Widely regarded as Japan’s greatest living photographer, Eikoh Hosoe explores the strata of the human subconscious through a powerfully evocative use of visual metaphor. META, a retrospective exhibition spanning three decades, presents ten different chapters of Hosoe’s innovative work, charting his remarkable evolution as an artist whose iconoclastic images have consistently questioned the identity of the individual in Japanese society.
Hosoe was 12 years old at the time of the savage destruction of Hiroshima and Nagasaki, events that resulted in unprecedented destruction and the psychological upheaval of a nation. When he began making photographs six years later, Japanese culture was still in the midst of radical change hastened by the omnipresence of the American forces. Finding himself at odds with the restrictive social disciplines of Japanese society, Hosoe sought to express himself through the development of an idiosyncratic photographic style. In the early 1950s, he was a key contributor to a new expressive movement that had emerged as a reaction against the documentary and pictorialist traditions prevalent in Japanese photography at that time. Hosoe and a group of similarly-minded artists were influenced by the American notion that photography could be a medium of personal orientation, and experimented with photographic materials and techniques as a means of achieving greater interpretative ends.
In 1960, Hosoe produced a body of work that shocked Japanese audiences and earned him international attention. Titled Man and Woman, this work graphically and sensually conveys the physical and emotional conflict of the sexes. With powerful erotic gestures, Hosoe depicts scenes of primal gender confrontation. The combined effect of the physicality of the bodies, a disturbing sense of space, and Hosoe’s overt manipulation of the photographic process evokes tensions at the heart of male-female relationships. Man and Woman was all the more shocking to Japanese audiences because of its apparent disregard for the social tenants established under General MacArthur’s repressive occupation, which included strict limitations upon the depiction of any sexual act or the display of pubic hair. These laws were intended to restrict the import of explicit sexual imagery, but they also had the effect of censoring locally produced art, and in particular, photography. Hosoe’s Barakei (1961–1962) depicts acclaimed author Yukio Mishima as both observer and subject of an allusive and tangled web of eroticism, suffering, and martyrdom. Hosoe’s complex layering of Baroque and Rococo architectural elements, symbols of pagan and Christian deities, and images of Mishima’s powerful body surrounded by organic objects and remnants of man-made structures suggests a culture and belief system in conflict. The success of Barakei placed Hosoe firmly in the vanguard of Japanese photography.
Other bodies of work include: Kamaitachi (1965–1968), a meditation on Hosoe’s wartime evacuation from Tokyo to the place of his birth; and Embrace (1969–1970), in which intertwined bodies form sculptures that evoke simultaneous emotions of pleasure and sensuality, pain and aggression.

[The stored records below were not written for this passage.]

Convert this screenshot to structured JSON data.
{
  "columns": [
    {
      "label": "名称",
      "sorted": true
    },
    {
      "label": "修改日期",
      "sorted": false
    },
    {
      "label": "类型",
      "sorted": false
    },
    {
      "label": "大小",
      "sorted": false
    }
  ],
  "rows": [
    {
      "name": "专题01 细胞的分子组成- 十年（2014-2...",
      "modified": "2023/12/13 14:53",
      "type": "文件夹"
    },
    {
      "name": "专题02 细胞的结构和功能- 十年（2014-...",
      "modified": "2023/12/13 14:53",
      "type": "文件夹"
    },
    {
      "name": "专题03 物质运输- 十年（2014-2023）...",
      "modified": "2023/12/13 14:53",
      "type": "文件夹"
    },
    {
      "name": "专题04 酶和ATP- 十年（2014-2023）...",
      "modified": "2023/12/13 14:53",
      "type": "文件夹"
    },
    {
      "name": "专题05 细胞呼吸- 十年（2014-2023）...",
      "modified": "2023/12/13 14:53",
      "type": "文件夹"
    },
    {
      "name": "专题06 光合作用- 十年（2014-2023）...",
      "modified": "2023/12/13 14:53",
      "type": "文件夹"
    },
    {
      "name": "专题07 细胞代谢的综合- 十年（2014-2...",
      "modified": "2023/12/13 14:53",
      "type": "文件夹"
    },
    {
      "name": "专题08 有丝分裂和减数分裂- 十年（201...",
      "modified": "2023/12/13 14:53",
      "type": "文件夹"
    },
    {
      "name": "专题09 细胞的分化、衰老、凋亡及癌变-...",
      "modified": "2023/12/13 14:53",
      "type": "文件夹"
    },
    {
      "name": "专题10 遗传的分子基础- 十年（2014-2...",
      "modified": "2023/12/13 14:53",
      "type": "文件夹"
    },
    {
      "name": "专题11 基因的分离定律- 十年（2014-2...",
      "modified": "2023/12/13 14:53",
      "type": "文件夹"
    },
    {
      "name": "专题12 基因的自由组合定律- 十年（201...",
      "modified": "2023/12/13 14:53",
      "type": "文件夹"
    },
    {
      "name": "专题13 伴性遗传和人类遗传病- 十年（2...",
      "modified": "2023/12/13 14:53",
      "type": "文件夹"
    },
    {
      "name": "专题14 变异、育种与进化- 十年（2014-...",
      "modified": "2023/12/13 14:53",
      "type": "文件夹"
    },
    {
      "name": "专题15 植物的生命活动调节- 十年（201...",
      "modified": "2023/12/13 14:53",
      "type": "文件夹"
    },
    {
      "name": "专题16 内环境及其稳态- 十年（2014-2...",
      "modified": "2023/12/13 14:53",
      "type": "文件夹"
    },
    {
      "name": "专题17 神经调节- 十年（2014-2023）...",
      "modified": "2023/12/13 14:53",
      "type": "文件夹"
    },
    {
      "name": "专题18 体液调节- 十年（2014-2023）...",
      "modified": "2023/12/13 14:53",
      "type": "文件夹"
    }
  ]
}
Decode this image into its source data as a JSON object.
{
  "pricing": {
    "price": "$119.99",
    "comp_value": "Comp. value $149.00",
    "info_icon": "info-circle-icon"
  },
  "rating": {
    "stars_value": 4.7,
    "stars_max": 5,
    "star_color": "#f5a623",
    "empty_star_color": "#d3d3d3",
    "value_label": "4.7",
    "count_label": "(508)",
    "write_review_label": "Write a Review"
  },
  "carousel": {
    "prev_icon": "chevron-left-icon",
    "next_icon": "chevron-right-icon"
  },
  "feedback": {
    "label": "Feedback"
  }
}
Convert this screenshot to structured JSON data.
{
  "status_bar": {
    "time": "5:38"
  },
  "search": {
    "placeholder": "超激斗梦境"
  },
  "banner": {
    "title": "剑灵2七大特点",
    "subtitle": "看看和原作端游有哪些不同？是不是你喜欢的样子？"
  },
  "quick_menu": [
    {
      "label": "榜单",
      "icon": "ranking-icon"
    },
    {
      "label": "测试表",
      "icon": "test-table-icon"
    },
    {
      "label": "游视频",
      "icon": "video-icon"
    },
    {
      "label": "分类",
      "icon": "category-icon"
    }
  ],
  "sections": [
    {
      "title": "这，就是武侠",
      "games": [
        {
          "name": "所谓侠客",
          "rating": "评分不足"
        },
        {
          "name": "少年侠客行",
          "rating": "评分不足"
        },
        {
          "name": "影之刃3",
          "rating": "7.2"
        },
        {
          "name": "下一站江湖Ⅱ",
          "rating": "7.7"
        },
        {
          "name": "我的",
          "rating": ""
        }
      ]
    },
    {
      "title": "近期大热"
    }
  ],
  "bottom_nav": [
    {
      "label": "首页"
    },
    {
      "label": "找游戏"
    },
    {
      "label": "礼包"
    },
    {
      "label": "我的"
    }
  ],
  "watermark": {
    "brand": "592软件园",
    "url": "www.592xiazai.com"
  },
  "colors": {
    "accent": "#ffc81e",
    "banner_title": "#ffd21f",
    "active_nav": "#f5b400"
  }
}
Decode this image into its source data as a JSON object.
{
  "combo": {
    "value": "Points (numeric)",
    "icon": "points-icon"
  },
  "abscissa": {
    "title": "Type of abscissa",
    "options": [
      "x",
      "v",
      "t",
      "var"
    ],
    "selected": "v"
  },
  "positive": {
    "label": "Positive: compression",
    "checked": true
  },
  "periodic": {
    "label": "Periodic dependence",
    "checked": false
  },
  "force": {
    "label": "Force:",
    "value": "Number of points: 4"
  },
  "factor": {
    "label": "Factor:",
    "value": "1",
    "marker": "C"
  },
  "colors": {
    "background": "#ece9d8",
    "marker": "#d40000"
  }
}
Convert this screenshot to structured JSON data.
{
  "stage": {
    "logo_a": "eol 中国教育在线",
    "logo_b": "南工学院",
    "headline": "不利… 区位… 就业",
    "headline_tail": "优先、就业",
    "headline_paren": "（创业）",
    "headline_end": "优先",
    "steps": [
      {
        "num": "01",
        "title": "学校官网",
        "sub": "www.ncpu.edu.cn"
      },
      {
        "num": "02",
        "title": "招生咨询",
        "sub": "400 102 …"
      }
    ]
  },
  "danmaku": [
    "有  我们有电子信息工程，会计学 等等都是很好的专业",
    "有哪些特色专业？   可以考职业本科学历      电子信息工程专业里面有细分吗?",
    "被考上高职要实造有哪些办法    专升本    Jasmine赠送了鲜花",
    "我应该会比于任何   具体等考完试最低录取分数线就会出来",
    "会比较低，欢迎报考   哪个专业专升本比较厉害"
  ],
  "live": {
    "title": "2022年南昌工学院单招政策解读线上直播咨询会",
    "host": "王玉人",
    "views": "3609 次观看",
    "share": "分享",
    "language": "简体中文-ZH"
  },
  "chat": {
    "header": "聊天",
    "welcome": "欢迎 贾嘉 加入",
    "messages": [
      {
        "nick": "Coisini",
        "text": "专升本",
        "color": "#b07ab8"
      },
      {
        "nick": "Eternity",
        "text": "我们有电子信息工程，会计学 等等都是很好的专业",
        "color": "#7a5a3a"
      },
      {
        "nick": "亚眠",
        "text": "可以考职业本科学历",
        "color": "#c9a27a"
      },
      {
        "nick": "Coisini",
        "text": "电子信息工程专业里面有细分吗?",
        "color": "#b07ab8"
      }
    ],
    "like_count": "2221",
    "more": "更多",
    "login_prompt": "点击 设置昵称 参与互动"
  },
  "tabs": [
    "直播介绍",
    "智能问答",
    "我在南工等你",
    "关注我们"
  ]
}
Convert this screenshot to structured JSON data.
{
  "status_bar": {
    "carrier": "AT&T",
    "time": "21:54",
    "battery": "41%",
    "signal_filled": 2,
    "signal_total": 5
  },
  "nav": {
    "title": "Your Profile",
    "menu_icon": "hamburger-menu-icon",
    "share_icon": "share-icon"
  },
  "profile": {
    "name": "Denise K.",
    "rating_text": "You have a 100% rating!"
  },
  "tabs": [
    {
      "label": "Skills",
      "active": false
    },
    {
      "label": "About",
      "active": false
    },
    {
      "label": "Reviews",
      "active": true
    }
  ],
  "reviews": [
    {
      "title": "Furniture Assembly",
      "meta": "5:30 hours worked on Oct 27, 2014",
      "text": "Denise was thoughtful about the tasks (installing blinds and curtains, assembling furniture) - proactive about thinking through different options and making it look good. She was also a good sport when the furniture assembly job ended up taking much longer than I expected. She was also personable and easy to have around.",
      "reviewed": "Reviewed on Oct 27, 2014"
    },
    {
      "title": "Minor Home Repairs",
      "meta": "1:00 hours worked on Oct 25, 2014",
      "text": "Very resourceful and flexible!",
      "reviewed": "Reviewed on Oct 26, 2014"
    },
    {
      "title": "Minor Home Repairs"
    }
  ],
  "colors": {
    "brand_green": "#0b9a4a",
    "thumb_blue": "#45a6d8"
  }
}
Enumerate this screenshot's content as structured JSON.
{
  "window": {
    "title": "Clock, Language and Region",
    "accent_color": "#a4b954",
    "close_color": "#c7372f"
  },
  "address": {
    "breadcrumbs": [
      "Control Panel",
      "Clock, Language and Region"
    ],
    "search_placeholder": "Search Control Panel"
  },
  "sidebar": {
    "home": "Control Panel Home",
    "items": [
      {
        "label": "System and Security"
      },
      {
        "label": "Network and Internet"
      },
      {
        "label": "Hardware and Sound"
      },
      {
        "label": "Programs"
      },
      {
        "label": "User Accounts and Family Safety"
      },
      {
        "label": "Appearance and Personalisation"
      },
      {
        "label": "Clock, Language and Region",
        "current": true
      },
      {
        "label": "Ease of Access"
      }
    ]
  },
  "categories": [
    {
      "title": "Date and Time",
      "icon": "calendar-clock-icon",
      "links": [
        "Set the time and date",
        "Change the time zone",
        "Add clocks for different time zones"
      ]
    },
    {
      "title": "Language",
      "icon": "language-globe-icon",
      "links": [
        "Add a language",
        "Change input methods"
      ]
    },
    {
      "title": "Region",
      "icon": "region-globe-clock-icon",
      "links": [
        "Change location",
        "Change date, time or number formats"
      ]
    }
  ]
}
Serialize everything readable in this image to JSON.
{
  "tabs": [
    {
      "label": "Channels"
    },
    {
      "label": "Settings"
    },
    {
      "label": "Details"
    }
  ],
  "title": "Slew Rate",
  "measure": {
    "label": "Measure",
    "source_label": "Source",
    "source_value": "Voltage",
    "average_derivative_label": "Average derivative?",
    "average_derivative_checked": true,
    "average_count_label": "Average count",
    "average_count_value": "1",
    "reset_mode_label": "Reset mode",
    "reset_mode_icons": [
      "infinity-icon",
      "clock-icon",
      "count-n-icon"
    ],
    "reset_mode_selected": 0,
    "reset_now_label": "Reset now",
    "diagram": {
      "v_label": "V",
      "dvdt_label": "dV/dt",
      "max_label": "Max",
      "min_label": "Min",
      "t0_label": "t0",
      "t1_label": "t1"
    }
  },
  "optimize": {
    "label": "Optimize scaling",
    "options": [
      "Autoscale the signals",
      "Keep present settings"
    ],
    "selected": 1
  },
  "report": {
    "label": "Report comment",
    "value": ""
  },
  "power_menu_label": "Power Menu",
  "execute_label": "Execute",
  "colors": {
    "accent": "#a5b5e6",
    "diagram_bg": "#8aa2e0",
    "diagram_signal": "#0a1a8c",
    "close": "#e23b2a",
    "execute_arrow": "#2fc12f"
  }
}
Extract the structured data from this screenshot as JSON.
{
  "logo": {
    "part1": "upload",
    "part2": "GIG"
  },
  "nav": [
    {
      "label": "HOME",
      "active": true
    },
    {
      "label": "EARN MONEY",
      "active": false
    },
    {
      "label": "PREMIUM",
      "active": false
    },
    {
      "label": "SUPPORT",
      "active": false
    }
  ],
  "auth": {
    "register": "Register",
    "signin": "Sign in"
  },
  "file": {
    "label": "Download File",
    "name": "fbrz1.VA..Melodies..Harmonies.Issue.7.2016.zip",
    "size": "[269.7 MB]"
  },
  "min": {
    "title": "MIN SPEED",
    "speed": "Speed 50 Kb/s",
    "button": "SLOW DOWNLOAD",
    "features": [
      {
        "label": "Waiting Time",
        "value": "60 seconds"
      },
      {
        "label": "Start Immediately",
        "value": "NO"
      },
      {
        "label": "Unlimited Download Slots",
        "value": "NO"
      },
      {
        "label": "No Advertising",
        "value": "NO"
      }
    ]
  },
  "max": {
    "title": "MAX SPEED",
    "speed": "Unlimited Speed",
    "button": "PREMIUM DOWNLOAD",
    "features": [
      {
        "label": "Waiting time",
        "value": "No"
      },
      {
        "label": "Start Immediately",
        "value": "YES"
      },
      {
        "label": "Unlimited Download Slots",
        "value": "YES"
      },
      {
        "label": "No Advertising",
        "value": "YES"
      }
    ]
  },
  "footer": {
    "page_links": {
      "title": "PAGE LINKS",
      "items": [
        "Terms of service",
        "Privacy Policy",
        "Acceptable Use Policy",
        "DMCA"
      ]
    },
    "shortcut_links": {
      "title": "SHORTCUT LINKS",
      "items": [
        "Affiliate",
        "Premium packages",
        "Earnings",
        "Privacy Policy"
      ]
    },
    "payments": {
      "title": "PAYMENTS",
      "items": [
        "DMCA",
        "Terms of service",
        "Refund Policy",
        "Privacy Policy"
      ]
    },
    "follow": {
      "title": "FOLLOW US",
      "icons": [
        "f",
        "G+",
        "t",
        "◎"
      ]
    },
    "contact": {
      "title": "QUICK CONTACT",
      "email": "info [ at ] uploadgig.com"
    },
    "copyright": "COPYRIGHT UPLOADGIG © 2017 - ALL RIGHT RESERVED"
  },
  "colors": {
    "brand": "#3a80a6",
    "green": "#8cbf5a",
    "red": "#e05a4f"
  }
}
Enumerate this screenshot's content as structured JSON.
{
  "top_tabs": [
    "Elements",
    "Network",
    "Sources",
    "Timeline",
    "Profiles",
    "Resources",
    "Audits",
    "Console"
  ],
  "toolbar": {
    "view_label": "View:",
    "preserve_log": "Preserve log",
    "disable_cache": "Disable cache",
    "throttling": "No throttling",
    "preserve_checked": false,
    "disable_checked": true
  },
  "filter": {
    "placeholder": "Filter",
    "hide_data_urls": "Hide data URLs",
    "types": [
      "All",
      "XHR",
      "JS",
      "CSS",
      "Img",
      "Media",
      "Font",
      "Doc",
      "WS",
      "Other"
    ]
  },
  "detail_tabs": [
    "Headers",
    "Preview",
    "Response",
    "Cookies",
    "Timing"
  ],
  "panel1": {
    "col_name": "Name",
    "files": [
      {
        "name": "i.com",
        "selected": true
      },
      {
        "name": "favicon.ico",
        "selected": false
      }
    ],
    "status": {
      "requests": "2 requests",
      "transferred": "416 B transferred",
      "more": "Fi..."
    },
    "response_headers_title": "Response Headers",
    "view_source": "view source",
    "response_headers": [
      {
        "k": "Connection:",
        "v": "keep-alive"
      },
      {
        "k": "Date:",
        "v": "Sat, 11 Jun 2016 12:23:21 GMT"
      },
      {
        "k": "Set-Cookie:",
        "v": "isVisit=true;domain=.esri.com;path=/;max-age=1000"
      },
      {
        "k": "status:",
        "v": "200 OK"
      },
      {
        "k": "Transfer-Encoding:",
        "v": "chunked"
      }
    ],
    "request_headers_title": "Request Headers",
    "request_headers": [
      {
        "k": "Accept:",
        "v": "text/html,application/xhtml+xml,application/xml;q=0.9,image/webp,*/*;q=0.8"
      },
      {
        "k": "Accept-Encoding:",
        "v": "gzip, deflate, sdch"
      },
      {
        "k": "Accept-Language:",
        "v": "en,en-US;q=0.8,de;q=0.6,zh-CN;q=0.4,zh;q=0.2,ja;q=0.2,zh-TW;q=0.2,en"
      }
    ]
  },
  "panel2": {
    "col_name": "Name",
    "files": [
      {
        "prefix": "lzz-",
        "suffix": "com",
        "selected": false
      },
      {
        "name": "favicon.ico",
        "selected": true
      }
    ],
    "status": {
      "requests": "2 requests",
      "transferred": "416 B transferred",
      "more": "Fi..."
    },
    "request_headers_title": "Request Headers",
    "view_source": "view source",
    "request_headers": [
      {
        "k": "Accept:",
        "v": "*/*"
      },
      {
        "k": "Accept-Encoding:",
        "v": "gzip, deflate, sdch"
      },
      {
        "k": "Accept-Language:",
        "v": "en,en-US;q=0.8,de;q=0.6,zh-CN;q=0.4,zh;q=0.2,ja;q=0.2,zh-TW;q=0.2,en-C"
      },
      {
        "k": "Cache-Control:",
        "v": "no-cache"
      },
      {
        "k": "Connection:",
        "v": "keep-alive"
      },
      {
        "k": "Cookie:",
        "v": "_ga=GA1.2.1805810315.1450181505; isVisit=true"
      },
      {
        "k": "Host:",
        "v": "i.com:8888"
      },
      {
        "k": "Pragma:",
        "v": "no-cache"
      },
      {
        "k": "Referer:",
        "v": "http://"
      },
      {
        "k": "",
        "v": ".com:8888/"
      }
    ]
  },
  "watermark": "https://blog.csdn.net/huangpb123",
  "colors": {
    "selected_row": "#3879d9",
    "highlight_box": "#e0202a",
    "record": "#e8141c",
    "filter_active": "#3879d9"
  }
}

NUMBER OF WORKS
191 framed photographs
June 1990 - June 2008
Eikoh Hosoe: Meta (Curatorial Assistance, 1994)
Embrace #28, 1969 (top)
Embrace #60, 1970
Man and Woman #24, 1960
Man and Woman #20, 1960
Simmon: A Private Landscape, Hato no Machi, Tokyo, 1971
Simmon: A Private Landscape, near the Arakawa River, Tokyo, 1971